The Chief Justice of the High Court in Catalonia, Jesús María Barrientos Pacho, has ordered the Catalan Police, the Mossos, to allow National Police officers to share security duties to protect the building and that those officers are not placed under the command of the Catalan Police.

The National Police are now in charge of the security of the building, the Chief Justice said, citing an article of the 1986 Security Forces Act that puts state-level forces in the lead when they coincide in an operation with one of Spain's regional police forces.

A spokeswoman for the court told The Spain Report on Monday that around 10 National Police officers had already been deployed to the building, under the command of an officer of superintendent rank.

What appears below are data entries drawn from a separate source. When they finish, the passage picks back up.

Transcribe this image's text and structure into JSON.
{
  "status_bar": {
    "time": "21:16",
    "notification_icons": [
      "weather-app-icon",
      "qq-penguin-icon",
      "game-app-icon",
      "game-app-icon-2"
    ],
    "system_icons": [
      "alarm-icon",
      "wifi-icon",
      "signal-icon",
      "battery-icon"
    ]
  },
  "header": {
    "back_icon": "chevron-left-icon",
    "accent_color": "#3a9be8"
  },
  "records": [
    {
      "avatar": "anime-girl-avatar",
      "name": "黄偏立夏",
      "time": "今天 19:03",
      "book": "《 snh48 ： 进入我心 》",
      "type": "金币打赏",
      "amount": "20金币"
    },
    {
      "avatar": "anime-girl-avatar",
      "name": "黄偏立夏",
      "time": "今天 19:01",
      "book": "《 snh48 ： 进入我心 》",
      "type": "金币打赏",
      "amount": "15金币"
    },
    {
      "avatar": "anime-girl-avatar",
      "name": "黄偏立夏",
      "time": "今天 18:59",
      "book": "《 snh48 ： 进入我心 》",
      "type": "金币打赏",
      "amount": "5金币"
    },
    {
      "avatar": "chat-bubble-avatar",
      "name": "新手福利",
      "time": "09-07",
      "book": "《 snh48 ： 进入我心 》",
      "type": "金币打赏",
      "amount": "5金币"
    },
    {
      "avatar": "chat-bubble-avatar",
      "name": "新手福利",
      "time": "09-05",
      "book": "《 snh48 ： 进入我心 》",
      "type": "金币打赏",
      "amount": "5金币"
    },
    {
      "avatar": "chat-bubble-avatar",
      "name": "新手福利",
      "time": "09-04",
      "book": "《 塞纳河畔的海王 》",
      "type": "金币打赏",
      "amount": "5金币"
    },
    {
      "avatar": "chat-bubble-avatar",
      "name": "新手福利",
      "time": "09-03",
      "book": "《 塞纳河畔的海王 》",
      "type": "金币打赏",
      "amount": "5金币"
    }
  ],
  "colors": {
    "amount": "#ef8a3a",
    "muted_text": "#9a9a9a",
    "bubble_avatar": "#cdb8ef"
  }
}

The National Police would not confirm those details.

The Catalan First Minister, Carles Puigdemont, is expected to use a session of the regional parliament tomorrow to make some kind of declaration of independence from Spain.

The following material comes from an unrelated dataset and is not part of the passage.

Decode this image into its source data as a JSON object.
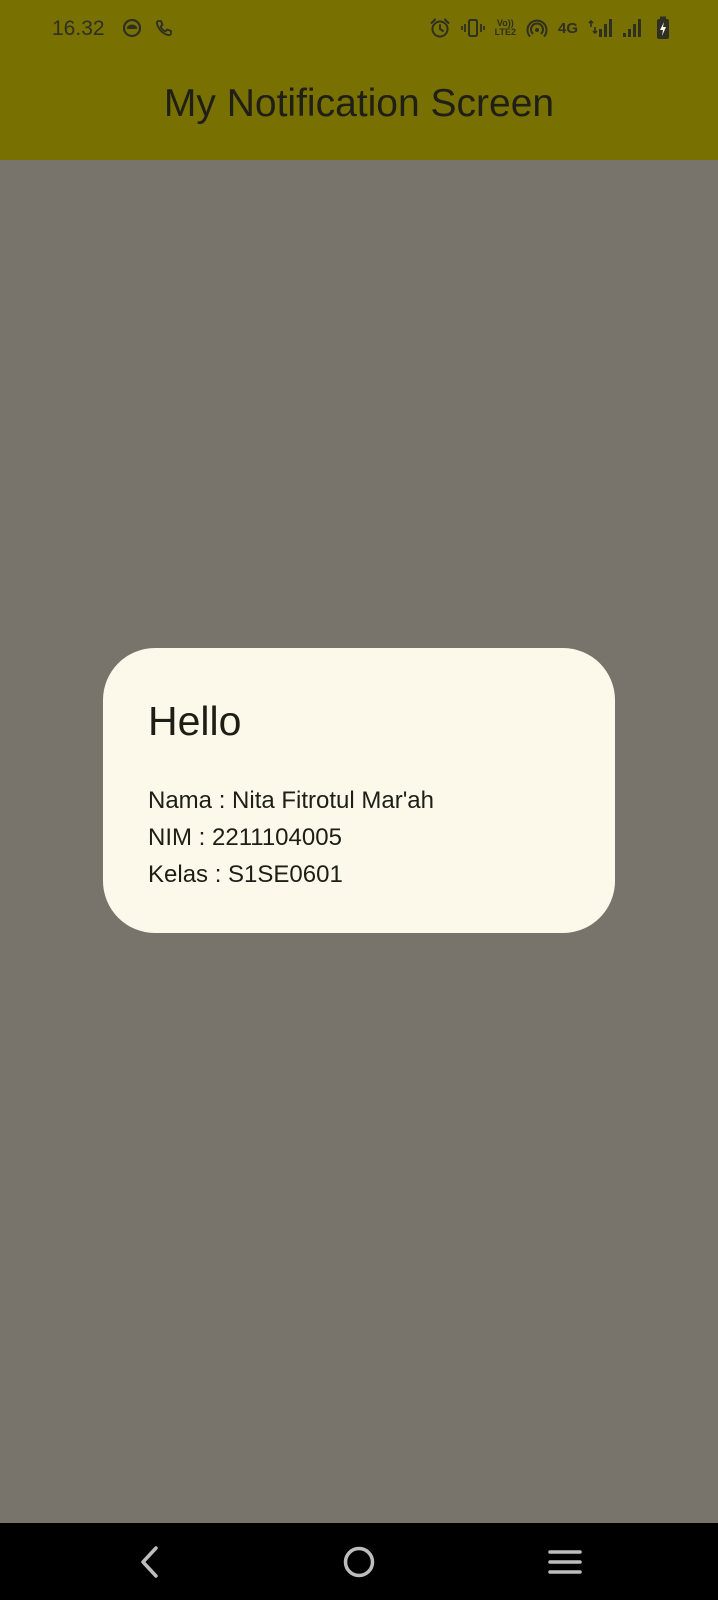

Judge Barrientos said in the order that he had taken the decision in order to "preserve the integrity of the judiciary and the normal working of the court I preside", as well as the independence of its judges.

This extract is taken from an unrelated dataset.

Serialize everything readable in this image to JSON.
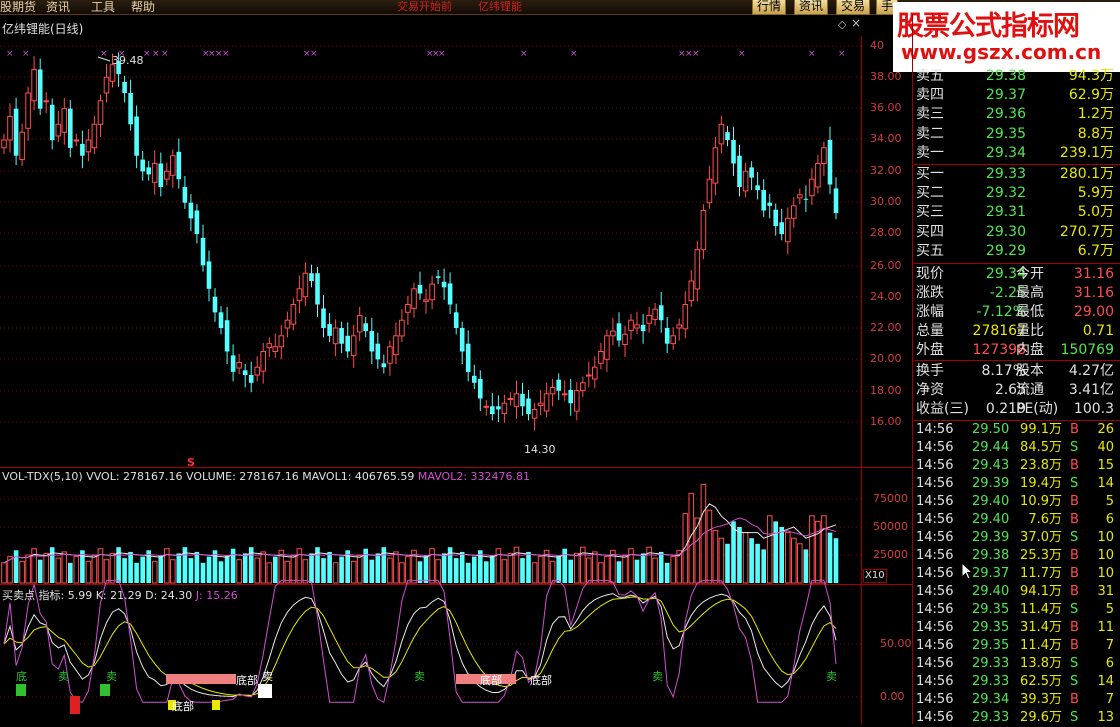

The order means the Chief Justice of the most senior court in Catalonia—which the suspended separatist referendum and secession laws designate as the new Supreme Court of Catalonia—no longer trusts the Catalan Police to ensure the physical security of the building or the safety of its occupants.

The order says Catalan separatist leaders are "determined" to go ahead with the declaration of independence.

That determination places "the integrity of this court" and "the independence of its magistrates" in danger.